“The hustle and bustle of trick-or-treaters provides many opportunities for pets to sneak out of the safety of their home. A microchip enrolled with AKC Reunite and a personalized collar tag can help reunite your pet more quickly and get them off of busy roadways,” said Dallas Harsa, vice president of Sales and Marketing at AKC Reunite. “It is best to prepare for the pet’s safety on Halloween, or any other time you are entertaining multiple guests, by being conscious of open doors and opportunities for pets to escape, or even setting up a quiet space for your pet away from all of the activity.” While dogs tend to get the most attention during Halloween, cats are also in danger. AKC Reunite offers a list of Halloween recommendations for your feline family members.

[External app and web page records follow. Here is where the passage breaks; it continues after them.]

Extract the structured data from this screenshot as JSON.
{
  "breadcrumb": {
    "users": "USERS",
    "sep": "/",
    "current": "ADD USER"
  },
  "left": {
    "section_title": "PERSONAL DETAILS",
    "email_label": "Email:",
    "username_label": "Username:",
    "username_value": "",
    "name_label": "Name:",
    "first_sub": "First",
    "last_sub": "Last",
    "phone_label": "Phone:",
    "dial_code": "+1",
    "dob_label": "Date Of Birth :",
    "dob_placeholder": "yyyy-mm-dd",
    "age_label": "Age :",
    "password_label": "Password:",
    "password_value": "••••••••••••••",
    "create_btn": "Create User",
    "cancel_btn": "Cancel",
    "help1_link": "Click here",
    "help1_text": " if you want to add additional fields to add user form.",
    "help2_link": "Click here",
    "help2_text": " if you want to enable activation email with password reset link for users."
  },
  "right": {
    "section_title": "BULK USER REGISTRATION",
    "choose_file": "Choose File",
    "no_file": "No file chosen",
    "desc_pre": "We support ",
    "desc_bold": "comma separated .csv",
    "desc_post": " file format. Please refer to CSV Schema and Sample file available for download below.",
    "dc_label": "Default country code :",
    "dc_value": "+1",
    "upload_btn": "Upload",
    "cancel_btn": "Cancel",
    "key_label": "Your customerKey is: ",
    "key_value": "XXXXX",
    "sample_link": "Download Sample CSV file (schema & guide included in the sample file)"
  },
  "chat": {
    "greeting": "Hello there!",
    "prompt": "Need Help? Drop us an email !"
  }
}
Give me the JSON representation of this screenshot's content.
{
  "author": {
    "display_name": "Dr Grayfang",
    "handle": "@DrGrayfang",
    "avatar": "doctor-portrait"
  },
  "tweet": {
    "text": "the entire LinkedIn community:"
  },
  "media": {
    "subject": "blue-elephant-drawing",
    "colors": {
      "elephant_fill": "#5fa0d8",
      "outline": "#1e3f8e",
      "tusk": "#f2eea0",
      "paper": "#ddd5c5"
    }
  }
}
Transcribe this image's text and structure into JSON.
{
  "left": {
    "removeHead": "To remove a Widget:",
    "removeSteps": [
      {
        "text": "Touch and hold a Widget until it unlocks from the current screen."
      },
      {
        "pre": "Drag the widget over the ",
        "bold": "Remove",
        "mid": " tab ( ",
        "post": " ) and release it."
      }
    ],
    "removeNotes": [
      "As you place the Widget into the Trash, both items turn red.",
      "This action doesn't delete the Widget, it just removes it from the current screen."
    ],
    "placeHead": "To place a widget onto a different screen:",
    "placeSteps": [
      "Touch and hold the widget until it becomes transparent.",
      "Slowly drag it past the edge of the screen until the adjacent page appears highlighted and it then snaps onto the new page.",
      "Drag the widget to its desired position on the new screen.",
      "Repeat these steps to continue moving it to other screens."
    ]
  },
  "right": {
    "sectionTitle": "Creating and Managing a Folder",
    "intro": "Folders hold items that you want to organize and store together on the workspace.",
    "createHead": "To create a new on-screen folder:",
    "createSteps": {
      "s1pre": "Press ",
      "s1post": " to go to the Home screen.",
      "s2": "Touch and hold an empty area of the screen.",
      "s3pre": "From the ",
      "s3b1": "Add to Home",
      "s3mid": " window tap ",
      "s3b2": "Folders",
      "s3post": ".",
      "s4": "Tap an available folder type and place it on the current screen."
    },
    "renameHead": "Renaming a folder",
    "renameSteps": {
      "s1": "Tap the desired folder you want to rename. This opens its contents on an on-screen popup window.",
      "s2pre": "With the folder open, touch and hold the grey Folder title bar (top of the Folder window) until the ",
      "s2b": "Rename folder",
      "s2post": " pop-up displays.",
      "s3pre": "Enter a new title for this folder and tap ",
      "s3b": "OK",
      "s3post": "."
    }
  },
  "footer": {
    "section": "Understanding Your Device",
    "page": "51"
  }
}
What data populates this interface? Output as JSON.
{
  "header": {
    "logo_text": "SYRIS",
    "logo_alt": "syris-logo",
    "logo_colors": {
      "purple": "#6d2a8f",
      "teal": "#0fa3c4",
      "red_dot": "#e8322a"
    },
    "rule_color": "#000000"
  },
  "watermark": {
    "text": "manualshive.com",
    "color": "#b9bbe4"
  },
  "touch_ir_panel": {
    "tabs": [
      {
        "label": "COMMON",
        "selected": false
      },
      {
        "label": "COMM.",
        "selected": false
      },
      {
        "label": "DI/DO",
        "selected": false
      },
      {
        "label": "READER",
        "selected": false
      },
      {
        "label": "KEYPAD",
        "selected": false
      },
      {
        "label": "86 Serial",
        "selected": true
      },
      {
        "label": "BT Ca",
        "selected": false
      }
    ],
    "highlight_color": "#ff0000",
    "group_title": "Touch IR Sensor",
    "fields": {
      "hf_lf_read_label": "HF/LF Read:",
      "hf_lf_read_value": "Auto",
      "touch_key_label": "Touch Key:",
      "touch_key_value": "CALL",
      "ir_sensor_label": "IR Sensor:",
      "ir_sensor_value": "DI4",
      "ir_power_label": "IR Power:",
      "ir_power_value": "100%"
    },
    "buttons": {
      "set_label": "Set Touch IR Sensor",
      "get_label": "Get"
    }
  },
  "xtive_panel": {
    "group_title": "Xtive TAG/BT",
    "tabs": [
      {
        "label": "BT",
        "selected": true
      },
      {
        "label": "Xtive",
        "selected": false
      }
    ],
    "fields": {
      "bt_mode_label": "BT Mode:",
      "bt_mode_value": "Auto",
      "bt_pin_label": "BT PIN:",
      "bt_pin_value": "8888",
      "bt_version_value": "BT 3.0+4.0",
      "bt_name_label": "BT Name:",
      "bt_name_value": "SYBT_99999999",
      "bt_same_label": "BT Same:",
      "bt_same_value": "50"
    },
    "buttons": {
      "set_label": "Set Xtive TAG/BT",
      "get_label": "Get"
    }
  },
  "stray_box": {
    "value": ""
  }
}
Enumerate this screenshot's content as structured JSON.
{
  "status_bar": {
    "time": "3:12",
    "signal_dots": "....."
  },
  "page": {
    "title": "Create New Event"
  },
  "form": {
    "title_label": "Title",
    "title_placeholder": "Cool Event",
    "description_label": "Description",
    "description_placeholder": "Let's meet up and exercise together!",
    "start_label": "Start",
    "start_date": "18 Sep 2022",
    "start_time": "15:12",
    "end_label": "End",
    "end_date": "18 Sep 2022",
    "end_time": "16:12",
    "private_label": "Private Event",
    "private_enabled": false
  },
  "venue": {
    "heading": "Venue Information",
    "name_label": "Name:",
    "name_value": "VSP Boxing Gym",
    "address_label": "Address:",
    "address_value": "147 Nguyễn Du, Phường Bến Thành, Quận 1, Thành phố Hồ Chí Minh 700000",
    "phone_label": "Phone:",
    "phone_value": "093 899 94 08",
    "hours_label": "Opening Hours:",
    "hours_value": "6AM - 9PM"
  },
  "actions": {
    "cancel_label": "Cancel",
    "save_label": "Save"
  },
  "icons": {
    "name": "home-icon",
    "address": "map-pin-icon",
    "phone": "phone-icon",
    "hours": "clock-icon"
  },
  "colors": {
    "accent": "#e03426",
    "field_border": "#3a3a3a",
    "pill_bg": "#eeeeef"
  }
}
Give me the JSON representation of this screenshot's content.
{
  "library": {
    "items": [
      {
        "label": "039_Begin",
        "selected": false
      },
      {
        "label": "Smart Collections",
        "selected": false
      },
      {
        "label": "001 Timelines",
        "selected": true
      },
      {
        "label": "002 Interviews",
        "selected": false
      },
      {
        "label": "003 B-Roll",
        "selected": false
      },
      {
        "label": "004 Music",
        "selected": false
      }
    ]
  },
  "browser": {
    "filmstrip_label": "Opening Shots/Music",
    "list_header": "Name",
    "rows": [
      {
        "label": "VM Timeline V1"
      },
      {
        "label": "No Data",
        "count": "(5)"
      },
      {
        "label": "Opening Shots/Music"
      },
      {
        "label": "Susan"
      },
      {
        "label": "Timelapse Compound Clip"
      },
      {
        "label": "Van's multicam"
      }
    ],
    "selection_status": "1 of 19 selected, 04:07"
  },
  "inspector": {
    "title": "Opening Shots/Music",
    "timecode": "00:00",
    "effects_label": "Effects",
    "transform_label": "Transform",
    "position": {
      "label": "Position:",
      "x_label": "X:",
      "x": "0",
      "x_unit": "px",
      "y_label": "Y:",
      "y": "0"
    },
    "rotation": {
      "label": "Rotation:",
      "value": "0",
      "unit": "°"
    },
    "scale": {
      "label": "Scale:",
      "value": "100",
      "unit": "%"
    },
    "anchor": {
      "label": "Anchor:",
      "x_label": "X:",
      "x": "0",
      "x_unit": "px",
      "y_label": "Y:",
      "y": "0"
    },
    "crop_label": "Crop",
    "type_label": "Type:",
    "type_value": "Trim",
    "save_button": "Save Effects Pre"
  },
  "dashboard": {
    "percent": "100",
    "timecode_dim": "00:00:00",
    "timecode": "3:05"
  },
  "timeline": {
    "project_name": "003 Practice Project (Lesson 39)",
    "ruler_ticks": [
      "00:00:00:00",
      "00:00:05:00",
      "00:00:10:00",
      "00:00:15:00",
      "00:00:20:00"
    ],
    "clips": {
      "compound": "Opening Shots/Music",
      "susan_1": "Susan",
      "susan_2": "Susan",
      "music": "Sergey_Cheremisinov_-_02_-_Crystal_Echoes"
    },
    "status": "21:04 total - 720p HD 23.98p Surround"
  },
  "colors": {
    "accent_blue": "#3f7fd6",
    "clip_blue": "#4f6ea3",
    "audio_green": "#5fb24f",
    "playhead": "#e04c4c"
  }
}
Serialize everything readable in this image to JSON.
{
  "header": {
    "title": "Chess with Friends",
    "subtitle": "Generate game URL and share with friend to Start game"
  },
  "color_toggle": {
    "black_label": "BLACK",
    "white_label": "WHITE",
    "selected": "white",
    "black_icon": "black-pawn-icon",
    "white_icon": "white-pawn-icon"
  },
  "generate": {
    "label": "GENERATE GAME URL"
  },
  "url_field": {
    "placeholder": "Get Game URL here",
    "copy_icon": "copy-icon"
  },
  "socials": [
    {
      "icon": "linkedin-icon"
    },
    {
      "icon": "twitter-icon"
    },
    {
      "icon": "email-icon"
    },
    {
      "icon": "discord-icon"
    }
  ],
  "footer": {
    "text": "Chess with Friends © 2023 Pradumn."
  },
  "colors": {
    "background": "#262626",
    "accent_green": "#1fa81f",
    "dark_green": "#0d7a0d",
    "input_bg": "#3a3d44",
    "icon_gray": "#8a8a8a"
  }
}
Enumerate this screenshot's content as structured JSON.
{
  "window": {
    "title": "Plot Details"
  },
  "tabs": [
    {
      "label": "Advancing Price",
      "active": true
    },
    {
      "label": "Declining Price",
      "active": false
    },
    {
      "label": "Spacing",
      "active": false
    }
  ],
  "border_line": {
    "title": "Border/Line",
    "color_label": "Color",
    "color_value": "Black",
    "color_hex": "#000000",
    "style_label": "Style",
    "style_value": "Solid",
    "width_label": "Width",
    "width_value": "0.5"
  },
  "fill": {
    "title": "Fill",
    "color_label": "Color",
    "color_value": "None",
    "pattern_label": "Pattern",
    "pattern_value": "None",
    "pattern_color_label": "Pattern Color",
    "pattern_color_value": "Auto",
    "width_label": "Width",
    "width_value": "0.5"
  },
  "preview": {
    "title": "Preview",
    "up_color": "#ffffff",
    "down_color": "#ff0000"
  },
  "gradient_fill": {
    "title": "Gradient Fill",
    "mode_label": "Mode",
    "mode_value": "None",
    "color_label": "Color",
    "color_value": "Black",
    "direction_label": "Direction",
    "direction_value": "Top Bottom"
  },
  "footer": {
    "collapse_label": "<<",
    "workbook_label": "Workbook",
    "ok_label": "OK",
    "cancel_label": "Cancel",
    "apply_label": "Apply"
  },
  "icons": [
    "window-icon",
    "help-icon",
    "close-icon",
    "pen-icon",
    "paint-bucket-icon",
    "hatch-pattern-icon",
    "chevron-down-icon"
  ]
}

Pet Poison Helpline® created Toxin Tails to educate the veterinary community and pet lovers on the many types of poisoning dangers facing pets, both in and out of the home. All the pets highlighted in Toxin Tails have been successfully treated for the poisoning and fully recovered.
About Pet Poison Helpline®
Pet Poison Helpline®, an animal poison control center based in Minneapolis, is available 24 hours, seven days a week for pet owners and veterinary professionals who require assistance treating a potentially poisoned pet. The veterinarians and board-certified toxicologists provide treatment advice for poisoning cases of all species, including dogs, cats, birds, small mammals, large animals and exotic species. As the most cost-effective option for animal poison control care, Pet Poison Helpline®’s fee of $85 per incident includes follow-up consultations for the duration of the poison case. Pet Poison Helpline® is available in North America by calling 800-213-6680. Additional information can be found online at www.petpoisonhelpline.com